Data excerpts
----
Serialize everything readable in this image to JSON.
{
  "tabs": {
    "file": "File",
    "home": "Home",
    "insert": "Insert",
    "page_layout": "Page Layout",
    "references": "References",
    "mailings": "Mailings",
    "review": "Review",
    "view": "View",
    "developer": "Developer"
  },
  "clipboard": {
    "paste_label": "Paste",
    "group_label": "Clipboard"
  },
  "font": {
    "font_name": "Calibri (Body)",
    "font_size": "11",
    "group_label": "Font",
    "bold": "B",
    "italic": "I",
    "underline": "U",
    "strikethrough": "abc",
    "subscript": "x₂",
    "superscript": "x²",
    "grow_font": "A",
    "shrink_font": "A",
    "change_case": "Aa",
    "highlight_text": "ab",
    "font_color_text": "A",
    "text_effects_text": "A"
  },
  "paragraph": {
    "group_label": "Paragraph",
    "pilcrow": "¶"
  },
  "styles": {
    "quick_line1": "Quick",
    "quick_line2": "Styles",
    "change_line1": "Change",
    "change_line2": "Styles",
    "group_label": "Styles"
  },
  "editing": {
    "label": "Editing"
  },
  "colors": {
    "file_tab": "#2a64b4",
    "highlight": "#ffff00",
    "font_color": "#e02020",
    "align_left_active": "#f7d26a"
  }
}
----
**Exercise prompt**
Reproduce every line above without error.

**Answer box**
Serialize everything readable in this image to JSON.
{
  "tabs": {
    "file": "File",
    "home": "Home",
    "insert": "Insert",
    "page_layout": "Page Layout",
    "references": "References",
    "mailings": "Mailings",
    "review": "Review",
    "view": "View",
    "developer": "Developer"
  },
  "clipboard": {
    "paste_label": "Paste",
    "group_label": "Clipboard"
  },
  "font": {
    "font_name": "Calibri (Body)",
    "font_size": "11",
    "group_label": "Font",
    "bold": "B",
    "italic": "I",
    "underline": "U",
    "strikethrough": "abc",
    "subscript": "x₂",
    "superscript": "x²",
    "grow_font": "A",
    "shrink_font": "A",
    "change_case": "Aa",
    "highlight_text": "ab",
    "font_color_text": "A",
    "text_effects_text": "A"
  },
  "paragraph": {
    "group_label": "Paragraph",
    "pilcrow": "¶"
  },
  "styles": {
    "quick_line1": "Quick",
    "quick_line2": "Styles",
    "change_line1": "Change",
    "change_line2": "Styles",
    "group_label": "Styles"
  },
  "editing": {
    "label": "Editing"
  },
  "colors": {
    "file_tab": "#2a64b4",
    "highlight": "#ffff00",
    "font_color": "#e02020",
    "align_left_active": "#f7d26a"
  }
}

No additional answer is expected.